Abstractly, various memory devices can be described as modules that have a certain storage capacity $M$ and can read or write data in blocks of $B$ (not individual bytes!), taking a fixed time to complete.
From this perspective, each type of memory has a few important characteristics:
- total size $M$;
- block size $B$;
- latency, that is, how much time it takes to fetch one byte;
- bandwidth, which may be higher than just the block size times latency, meaning that I/O operations can “overlap”;
- cost in the amortized sense, including the price for the chip, its energy requirements, maintenance, and so on.
Here is an approximate comparison table for commodity hardware in 2021:
In reality, there are many specifics about each type of memory, which we will now go through.
Everything up to the RAM level is called volatile memory because it does not persist data in case of a power shortage and other disasters. It is fast, which is why it is used to store temporary data while the computer is powered.
From fastest to slowest:
- CPU registers, which are the zero-time access data cells CPU uses to store all its intermediate values, can also be thought of as a memory type. There is only a limited number of them (e.g., just 16 “general purpose” ones), and in some cases, you may want to use all of them for performance reasons.
- CPU caches. Modern CPUs have multiple layers of cache (L1, L2, often L3, and rarely even L4). The lowest layer is shared between cores and is usually scaled with their number (e.g., a 10-core CPU should have around 10M of L3 cache).
- Random access memory, which is the first scalable type of memory: nowadays you can rent machines with half a terabyte of RAM on the public clouds. This is the one where most of your working data is supposed to be stored.
The CPU cache system has an important concept of a cache line, which is the basic unit of data transfer between the CPU and the RAM. The size of a cache line is 64 bytes on most architectures, meaning that all main memory is divided into blocks of 64 bytes, and whenever you request (read or write) a single byte, you are also fetching all its 63 cache line neighbors whether your want them or not.
Caching on the CPU level happens automatically based on the last access times of cache lines. When accessed, the contents of a cache line are emplaced onto the lowest cache layer and then gradually evicted to higher levels unless accessed again in time. The programmer can’t control this process explicitly, but it is worthwhile to study how it works in detail, which we will do in the next chapter.
While the data cells in CPU caches and the RAM only gently store just a few electrons (that periodically leak and need to be periodically refreshed), the data cells in non-volatile memory types store hundreds of them. This lets the data to be persisted for prolonged periods of time without power but comes at the cost of performance and durability — because when you have more electrons, you also have more opportunities for them colliding with silicon atoms.
There are many ways to store data in a persistent way, but these are the main ones from a programmer’s perspective:

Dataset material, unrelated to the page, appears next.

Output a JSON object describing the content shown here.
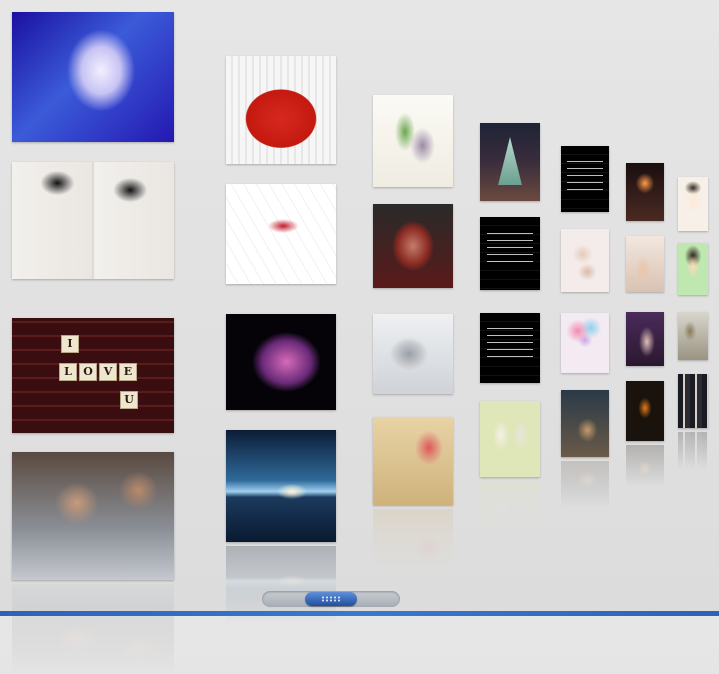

- Solid state drives. These have relatively low latency on the order of 0.1ms ($10^5$ ns), but they also have a high cost, amplified by the fact that they have limited lifespans as each cell can only be written to a limited number of times. This is what mobile devices and most laptops use because they are compact and have no moving parts.
- Hard disk drives are unusual because they are actually rotating physical disks with a read/write head attached to them. To read a memory location, you need to wait until the disk rotates to the right position and then very precisely move the head to it. This results in some very weird access patterns where reading one byte randomly may take the same time as reading the next 1MB of data — which is usually on the order of milliseconds. Since this is the only part of a computer, except for the cooling system, that has mechanically moving parts, hard disks break quite often (with the average lifespan of ~3 years for a data center HDD).

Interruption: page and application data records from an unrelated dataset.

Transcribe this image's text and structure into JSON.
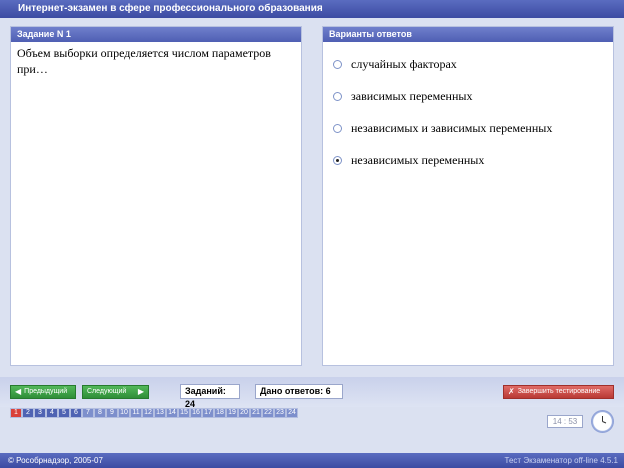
{
  "window": {
    "title": "Интернет-экзамен в сфере профессионального образования"
  },
  "question": {
    "header": "Задание N 1",
    "text": "Объем выборки определяется числом параметров при…"
  },
  "answers": {
    "header": "Варианты ответов",
    "options": [
      {
        "label": "случайных факторах",
        "selected": false
      },
      {
        "label": "зависимых переменных",
        "selected": false
      },
      {
        "label": "независимых и зависимых переменных",
        "selected": false
      },
      {
        "label": "независимых переменных",
        "selected": true
      }
    ]
  },
  "toolbar": {
    "prev_label": "Предыдущий",
    "next_label": "Следующий",
    "tasks_count": "Заданий: 24",
    "answers_given": "Дано ответов: 6",
    "finish_label": "Завершить тестирование"
  },
  "pager": {
    "pages": [
      "1",
      "2",
      "3",
      "4",
      "5",
      "6",
      "7",
      "8",
      "9",
      "10",
      "11",
      "12",
      "13",
      "14",
      "15",
      "16",
      "17",
      "18",
      "19",
      "20",
      "21",
      "22",
      "23",
      "24"
    ],
    "current": 1,
    "answered_count": 6
  },
  "timer": {
    "value": "14 : 53"
  },
  "status": {
    "copyright": "© Рособрнадзор, 2005-07",
    "version": "Тест Экзаменатор off-line 4.5.1"
  },
  "colors": {
    "accent": "#4f5fb3",
    "nav_green": "#2f8e38",
    "finish_red": "#b93a35",
    "current_page": "#d9413b"
  }
}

- Network-attached storage, which is the practice of using other networked devices to store data on them. There are two distinctive types. The first one is the Network File System (NFS), which is a protocol for mounting the file system of another computer over the network. The other is API-based distributed storage systems, most famously Amazon S3, that are backed by a fleet of storage-optimized machines of a public cloud, typically using cheap HDDs or some more exotic storage types internally. While NFS can sometimes work even faster than HDD if it is located in the same data center, object storage in the public cloud usually has latencies of 50-100ms. They are typically highly distributed and replicated for better availability.
Since SDD/HDD are noticeably slower than RAM, everything on or below this level is usually called external memory.
Unlike the CPU caches, external memory can be explicitly controlled. This is useful in many cases, but most programmers just want to abstract away from it and use it as an extension of the main memory, and operating systems have the capability to do so by the means of virtual memory.